▸ EXERCISE REQUIREMENTS
The expected result is an exact restatement of the data, free of pictures.

=-=-=-=-=

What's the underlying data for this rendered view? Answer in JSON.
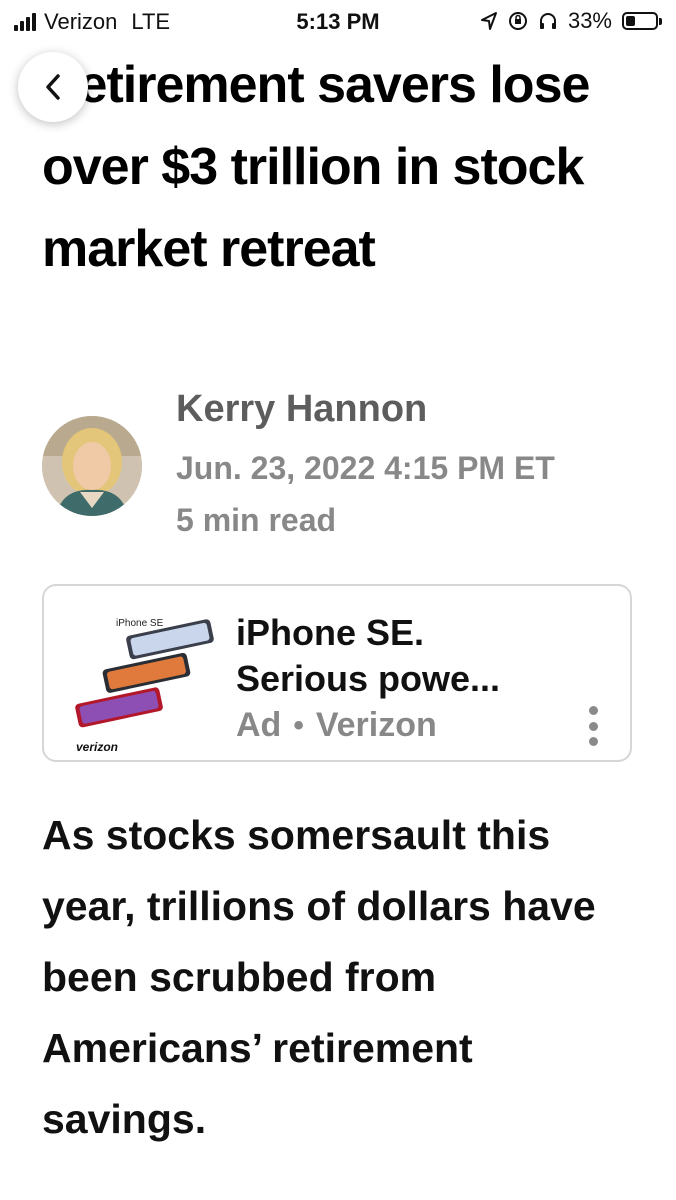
{
  "status_bar": {
    "carrier": "Verizon",
    "network": "LTE",
    "time": "5:13 PM",
    "battery_percent": "33%",
    "battery_level": 0.33,
    "icons": [
      "signal-icon",
      "location-arrow-icon",
      "rotation-lock-icon",
      "headphones-icon",
      "battery-icon"
    ]
  },
  "nav": {
    "back_icon": "chevron-left-icon"
  },
  "article": {
    "headline": "Retirement savers lose over $3 trillion in stock market retreat",
    "author": "Kerry Hannon",
    "date": "Jun. 23, 2022 4:15 PM ET",
    "read_time": "5 min read",
    "body": "As stocks somersault this year, trillions of dollars have been scrubbed from Americans’ retirement savings."
  },
  "ad": {
    "image_label_top": "iPhone SE",
    "image_label_bottom": "verizon",
    "title": "iPhone SE. Serious powe...",
    "label": "Ad",
    "separator": "•",
    "sponsor": "Verizon",
    "menu_icon": "vertical-ellipsis-icon"
  }
}
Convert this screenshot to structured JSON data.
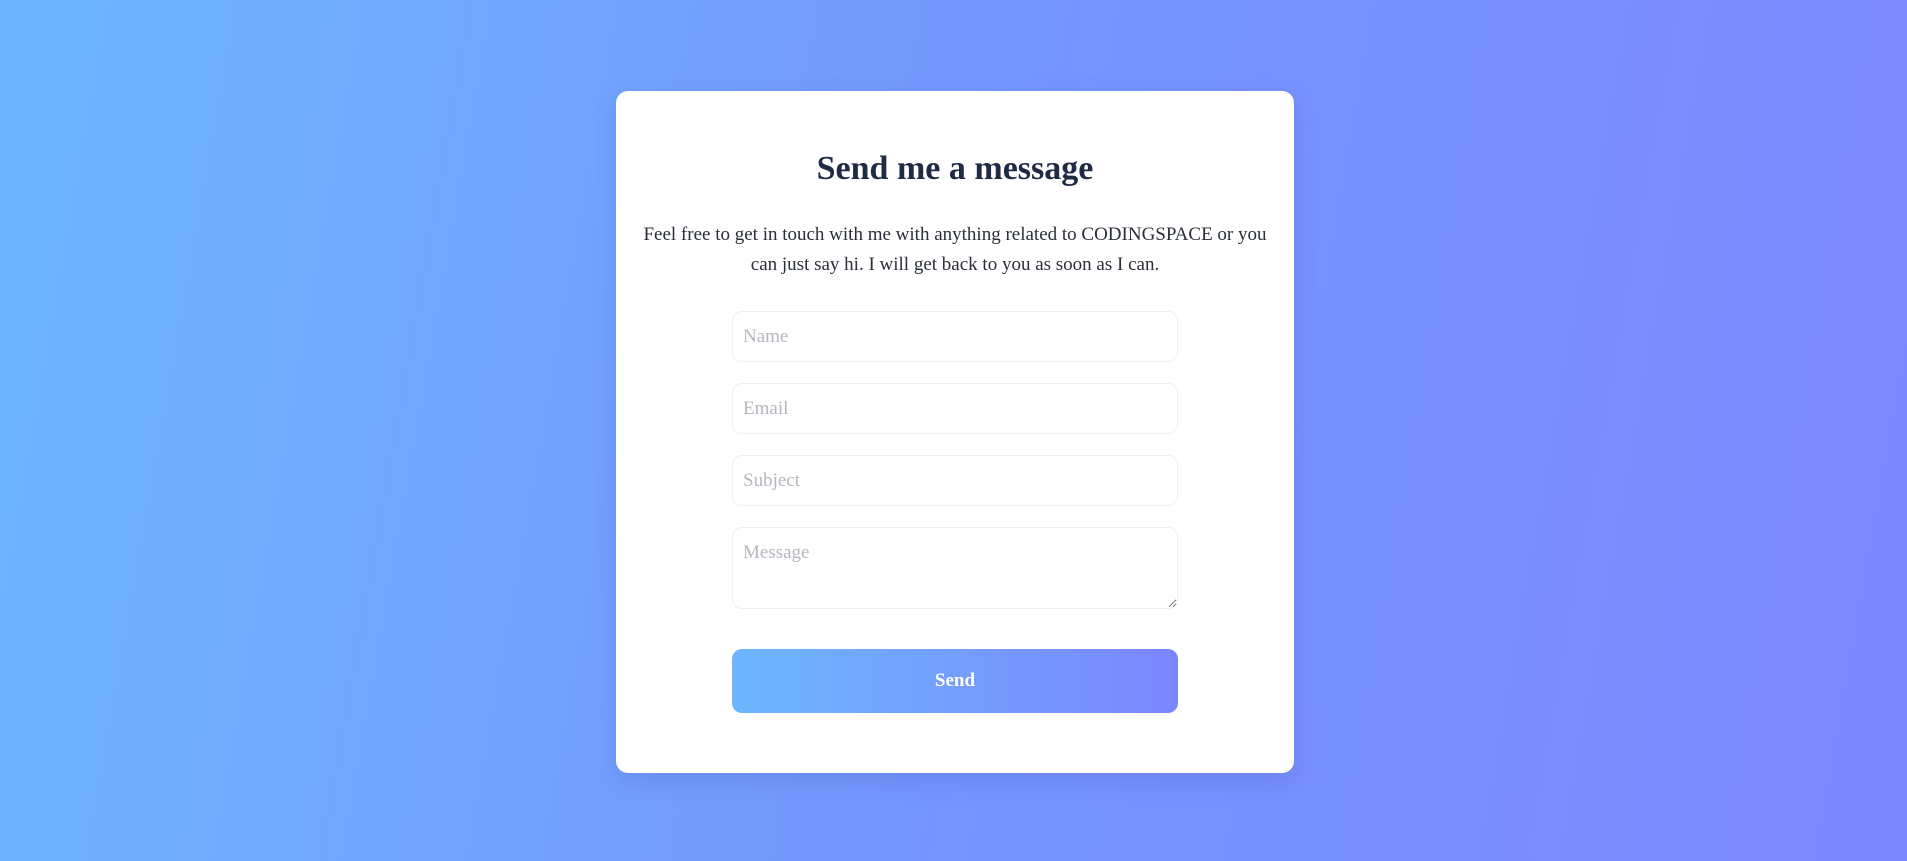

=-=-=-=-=

▸ OUTPUT FOR THIS EXERCISE
What's the underlying data for this rendered view? Answer in JSON.
{
  "status_bar": {
    "carrier": "Verizon",
    "network": "LTE",
    "time": "5:13 PM",
    "battery_percent": "33%",
    "battery_level": 0.33,
    "icons": [
      "signal-icon",
      "location-arrow-icon",
      "rotation-lock-icon",
      "headphones-icon",
      "battery-icon"
    ]
  },
  "nav": {
    "back_icon": "chevron-left-icon"
  },
  "article": {
    "headline": "Retirement savers lose over $3 trillion in stock market retreat",
    "author": "Kerry Hannon",
    "date": "Jun. 23, 2022 4:15 PM ET",
    "read_time": "5 min read",
    "body": "As stocks somersault this year, trillions of dollars have been scrubbed from Americans’ retirement savings."
  },
  "ad": {
    "image_label_top": "iPhone SE",
    "image_label_bottom": "verizon",
    "title": "iPhone SE. Serious powe...",
    "label": "Ad",
    "separator": "•",
    "sponsor": "Verizon",
    "menu_icon": "vertical-ellipsis-icon"
  }
}
Convert this screenshot to structured JSON data.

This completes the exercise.